Monday, August 1, 2011
A few months ago a very good friend of mine sent me a link to a British newspaper review of a compilation album of early seventies music recorded in the southern states of the USA.
Now whilst I’m a child of the seventies, and love much of the music from that period, so called southern rock has never been of interest to me. Way too many beards and confederate flags.
However the friend who sent me the link is someone I trust when it comes to music. So if he recommends an album, I’m prepared to investigate further.
So off I went to Amazon, where the album had a series of glowing four and five star reviews.
Now seriously tempted, my next stop was iTunes, where I purchased the album. And it is indeed a great collection of music, by bands I would generally avoid like the plague.
This morning an email arrived in my inbox from Amazon suggesting albums I might like, based on my viewing of the southern rock compilation.
Whilst I love the idea of recommendation engines, my Amazon email proved to me that they can’t always be trusted. Well not by someone with specialised taste in music anyway!
In order to work really well, like good research, they need to make recommendations based on a broad source. An email after looking at just one album really can’t be accurate enough.
I should point out though, that I regularly get emails of this type from Amazon, and they’re generally pretty good in their choice of album and book suggestions.
Anyway, before I go way off track, let’s go back to the beginning of this month’s column – a recommendation from a friend.
Otherwise known as word of mouth this is what Bill Bernbach referred to decades ago as the most powerful form of advertising.
Bear in mind that when Bernbach made this statement the internet had yet to be invented. And it is via the internet that word of mouth goes in to overdrive.
It is why social media has to be a priority for any marketer today.
Because as exciting as it may seem to be involved a big budget TV ad with a hotshot director behind the camera, the recommendation of a friend is far more powerful.
And if you can get people to recommend your brand or product to their friends, then you’re definitely onto a winner.
Which brings me back to Amazon.
You see their recommendations are based on things they think you’re interested in. Which obviously sounds like a great idea, but based on the recent email they sent me is far from perfect.
I however have another problem with the recommendation engine model.
If everything you buy is based on things you have previously purchased or expressed an interest in, then how on earth are you going to discover something completely new?
And by completely new I mean something different, unexpected or outside your usual area of interest.

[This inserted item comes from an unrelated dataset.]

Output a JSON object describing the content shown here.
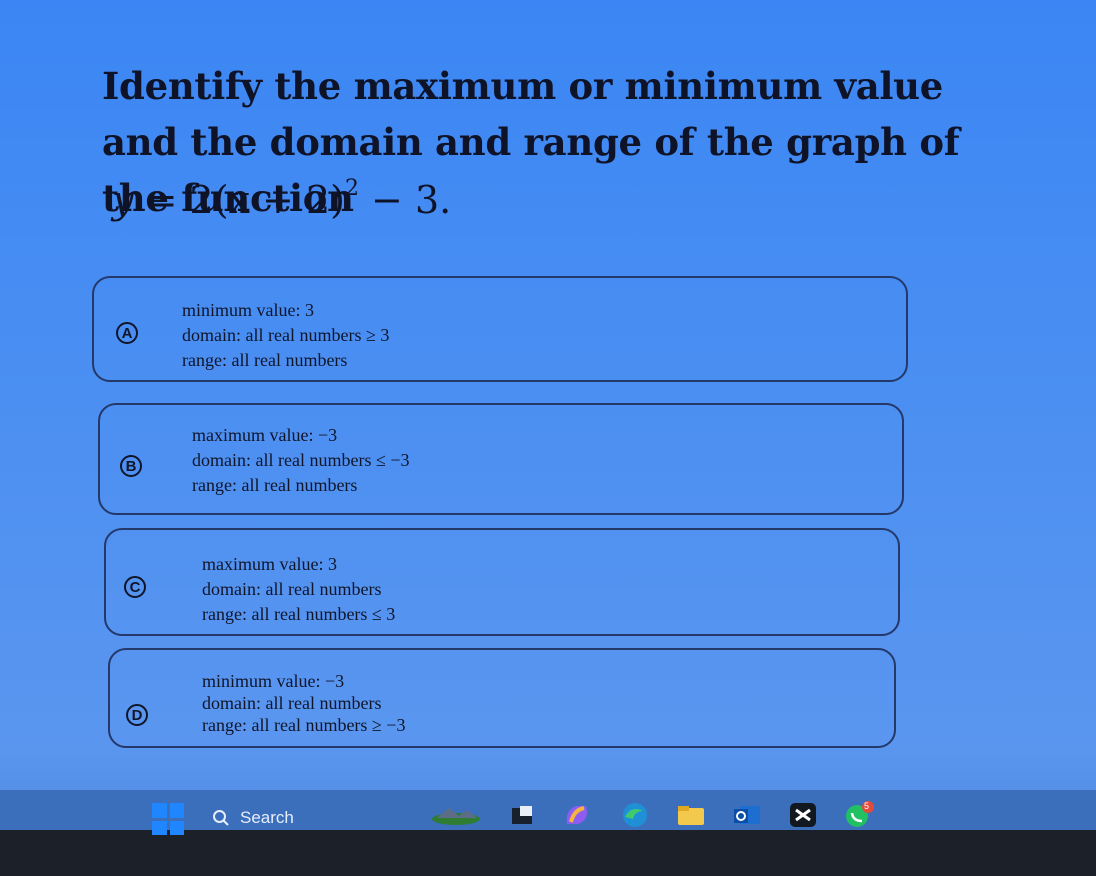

You can’t stumble upon something by accident if everything you buy is based on your shopping habits.
Which means that your shopping habits can very easily end up stereotyping you. The same applies to many of the smart new digital magazine formats.

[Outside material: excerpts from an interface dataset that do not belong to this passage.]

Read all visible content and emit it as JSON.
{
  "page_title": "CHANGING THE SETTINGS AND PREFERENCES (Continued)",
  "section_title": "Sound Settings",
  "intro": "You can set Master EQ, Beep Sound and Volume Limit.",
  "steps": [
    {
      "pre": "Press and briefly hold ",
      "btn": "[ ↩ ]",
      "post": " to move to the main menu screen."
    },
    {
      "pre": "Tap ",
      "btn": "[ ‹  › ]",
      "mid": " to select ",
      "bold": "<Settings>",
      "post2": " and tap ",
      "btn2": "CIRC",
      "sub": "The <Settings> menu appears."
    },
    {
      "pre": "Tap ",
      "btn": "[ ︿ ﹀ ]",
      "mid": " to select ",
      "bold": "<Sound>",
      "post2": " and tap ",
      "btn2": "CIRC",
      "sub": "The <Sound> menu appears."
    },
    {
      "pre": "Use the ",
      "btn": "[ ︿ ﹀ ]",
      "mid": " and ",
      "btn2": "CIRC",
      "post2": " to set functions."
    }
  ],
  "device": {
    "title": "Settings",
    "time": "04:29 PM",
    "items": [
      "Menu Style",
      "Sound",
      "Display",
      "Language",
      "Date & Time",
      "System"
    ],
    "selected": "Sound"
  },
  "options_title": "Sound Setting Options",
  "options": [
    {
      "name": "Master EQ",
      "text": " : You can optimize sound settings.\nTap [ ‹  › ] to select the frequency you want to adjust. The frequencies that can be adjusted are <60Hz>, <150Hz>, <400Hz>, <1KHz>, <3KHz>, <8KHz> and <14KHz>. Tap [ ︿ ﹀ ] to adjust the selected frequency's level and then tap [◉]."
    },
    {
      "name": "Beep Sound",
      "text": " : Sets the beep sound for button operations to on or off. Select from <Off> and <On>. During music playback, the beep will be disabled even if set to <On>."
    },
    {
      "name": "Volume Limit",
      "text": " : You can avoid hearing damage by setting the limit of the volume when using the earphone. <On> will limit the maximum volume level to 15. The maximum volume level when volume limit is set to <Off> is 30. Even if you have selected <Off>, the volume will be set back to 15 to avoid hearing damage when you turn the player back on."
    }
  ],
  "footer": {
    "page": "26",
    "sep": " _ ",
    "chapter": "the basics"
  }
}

I love the idea of the recently launched Zite – an iPad based magazine that learns which articles you do and don’t like, then over time personalises the content to suit you.
Sounds brilliant, but you could easily end up with everything you read being based on what you have read in the past.

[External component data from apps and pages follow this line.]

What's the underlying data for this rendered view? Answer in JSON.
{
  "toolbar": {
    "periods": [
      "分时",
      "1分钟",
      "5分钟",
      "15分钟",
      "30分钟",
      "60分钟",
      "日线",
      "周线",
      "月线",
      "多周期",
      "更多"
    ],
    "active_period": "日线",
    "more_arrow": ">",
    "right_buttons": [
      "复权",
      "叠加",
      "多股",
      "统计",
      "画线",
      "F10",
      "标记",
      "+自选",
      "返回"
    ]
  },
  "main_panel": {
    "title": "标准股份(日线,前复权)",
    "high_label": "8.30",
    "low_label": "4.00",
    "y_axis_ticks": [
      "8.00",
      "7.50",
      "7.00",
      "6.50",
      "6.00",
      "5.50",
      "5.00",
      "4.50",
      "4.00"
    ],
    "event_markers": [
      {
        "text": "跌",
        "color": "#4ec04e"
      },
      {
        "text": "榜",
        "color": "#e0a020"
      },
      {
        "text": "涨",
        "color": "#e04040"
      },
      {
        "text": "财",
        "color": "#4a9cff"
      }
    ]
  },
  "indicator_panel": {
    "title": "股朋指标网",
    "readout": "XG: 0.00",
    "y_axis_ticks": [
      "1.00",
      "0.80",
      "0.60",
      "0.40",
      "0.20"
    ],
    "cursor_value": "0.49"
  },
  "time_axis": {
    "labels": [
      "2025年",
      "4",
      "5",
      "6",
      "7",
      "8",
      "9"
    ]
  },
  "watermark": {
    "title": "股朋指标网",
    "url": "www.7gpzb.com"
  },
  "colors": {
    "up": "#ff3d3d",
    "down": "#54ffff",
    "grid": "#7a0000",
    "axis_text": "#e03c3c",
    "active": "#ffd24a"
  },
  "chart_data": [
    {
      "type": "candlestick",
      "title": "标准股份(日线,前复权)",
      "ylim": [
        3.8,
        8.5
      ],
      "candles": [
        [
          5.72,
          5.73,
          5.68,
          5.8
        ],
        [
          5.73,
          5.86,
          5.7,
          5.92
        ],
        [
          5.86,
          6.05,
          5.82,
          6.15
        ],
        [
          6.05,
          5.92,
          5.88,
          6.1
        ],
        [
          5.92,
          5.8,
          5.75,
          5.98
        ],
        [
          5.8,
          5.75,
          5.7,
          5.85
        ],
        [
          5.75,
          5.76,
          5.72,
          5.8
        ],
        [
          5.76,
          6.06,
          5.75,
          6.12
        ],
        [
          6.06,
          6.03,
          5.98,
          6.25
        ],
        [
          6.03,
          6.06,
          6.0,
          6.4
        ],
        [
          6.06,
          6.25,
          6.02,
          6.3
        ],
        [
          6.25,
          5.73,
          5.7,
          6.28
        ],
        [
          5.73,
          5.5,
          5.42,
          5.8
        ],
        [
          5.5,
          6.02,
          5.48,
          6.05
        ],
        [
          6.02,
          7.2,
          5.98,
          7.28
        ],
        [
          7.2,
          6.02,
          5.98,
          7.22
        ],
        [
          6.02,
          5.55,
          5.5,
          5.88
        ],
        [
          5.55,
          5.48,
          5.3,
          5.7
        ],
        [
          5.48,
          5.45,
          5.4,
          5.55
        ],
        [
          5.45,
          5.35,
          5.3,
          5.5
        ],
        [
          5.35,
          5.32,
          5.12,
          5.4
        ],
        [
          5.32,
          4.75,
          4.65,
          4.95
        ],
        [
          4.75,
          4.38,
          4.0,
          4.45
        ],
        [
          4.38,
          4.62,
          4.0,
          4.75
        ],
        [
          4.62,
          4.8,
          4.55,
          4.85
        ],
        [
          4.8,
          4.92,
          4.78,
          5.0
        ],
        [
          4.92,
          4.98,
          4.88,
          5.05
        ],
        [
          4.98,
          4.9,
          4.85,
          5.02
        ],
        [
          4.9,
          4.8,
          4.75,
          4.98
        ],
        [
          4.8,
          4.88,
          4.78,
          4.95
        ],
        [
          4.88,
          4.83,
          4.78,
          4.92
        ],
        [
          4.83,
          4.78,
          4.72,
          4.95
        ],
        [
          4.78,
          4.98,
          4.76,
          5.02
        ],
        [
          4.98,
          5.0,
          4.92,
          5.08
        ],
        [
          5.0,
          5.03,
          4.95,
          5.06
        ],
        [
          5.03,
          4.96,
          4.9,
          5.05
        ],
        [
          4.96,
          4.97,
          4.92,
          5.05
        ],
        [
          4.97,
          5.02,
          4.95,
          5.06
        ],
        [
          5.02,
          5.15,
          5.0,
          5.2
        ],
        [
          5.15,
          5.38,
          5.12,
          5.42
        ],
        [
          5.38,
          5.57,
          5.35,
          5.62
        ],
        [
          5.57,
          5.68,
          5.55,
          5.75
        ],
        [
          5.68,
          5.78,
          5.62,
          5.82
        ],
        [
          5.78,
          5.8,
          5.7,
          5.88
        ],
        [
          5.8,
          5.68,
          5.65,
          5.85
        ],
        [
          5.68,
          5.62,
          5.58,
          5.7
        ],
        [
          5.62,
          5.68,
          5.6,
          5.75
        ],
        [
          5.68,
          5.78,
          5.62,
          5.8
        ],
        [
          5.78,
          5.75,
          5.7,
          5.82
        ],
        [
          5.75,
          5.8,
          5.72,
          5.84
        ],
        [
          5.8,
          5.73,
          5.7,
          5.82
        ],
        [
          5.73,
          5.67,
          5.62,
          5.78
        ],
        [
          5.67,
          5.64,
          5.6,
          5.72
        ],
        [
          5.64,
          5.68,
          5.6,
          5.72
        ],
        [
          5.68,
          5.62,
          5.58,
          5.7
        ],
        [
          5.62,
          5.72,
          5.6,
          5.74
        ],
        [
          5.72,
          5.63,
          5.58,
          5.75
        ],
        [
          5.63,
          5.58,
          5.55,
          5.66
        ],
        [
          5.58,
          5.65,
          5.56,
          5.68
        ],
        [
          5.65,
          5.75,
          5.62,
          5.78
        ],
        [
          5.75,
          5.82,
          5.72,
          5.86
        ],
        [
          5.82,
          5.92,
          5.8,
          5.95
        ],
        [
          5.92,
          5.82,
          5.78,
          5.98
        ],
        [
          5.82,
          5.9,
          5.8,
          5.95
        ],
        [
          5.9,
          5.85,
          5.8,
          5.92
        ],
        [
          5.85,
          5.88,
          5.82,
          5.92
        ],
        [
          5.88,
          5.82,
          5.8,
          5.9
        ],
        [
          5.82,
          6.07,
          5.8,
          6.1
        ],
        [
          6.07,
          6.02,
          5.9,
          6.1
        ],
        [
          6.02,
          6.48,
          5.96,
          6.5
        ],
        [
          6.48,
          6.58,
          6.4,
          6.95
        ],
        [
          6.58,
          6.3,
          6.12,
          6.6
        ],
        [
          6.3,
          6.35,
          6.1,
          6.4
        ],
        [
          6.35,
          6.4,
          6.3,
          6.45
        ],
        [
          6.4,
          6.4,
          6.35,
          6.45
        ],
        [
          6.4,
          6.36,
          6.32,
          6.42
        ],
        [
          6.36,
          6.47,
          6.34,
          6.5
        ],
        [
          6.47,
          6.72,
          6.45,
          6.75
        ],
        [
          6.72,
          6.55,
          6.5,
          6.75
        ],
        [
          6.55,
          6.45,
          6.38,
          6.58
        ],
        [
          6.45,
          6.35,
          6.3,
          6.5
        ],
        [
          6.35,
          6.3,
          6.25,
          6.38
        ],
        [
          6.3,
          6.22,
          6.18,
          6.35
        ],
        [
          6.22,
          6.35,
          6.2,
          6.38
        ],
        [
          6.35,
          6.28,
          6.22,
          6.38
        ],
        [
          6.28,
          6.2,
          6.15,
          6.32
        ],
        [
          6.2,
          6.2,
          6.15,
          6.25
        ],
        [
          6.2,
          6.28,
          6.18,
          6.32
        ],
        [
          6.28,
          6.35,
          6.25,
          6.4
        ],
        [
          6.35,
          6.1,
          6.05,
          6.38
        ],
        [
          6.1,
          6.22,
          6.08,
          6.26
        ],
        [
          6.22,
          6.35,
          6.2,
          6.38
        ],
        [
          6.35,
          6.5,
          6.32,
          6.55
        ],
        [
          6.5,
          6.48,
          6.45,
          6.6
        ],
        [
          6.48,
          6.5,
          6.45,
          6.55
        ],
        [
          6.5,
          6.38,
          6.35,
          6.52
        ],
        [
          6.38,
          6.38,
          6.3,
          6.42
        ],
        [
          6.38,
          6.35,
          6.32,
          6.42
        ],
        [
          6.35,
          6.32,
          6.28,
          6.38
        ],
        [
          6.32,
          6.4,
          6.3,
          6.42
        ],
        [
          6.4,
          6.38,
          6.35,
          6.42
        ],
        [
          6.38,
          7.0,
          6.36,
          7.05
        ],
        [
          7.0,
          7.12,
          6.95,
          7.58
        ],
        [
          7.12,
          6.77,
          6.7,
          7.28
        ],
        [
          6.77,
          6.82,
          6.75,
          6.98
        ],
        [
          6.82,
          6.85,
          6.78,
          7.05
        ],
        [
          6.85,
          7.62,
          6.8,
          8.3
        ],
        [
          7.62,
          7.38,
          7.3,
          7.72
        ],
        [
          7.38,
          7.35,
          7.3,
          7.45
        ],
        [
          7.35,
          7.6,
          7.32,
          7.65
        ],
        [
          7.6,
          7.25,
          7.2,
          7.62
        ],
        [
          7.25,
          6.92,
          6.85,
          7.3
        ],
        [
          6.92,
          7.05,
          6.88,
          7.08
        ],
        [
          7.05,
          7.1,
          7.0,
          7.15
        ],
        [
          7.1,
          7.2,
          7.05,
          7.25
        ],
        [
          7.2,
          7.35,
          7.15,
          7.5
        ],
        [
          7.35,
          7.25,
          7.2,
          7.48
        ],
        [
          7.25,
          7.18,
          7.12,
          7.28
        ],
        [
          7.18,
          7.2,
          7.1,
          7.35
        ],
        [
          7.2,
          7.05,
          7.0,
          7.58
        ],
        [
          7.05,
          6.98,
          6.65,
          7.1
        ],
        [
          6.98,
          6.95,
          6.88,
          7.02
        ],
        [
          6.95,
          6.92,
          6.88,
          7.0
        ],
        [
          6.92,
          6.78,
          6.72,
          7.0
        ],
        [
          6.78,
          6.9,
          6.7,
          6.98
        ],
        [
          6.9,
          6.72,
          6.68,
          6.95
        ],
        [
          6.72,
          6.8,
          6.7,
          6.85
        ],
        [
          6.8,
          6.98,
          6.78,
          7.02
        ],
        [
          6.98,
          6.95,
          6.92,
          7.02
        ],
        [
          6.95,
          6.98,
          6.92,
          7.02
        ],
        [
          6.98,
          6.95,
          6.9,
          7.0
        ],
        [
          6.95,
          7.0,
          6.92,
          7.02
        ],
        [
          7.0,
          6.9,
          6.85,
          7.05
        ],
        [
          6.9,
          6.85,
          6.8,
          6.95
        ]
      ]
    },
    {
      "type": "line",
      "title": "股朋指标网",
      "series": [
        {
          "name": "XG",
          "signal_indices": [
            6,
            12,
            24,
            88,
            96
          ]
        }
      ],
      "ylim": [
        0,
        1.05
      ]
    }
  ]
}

Which, just like the recommendation engine, prevents you from stepping outside of your comfort zone and discovering completely new things.
Now that narrow minded digitally programmed way of living may suit some people, but it sure doesn’t suit me.
And hopefully it won’t suit you either.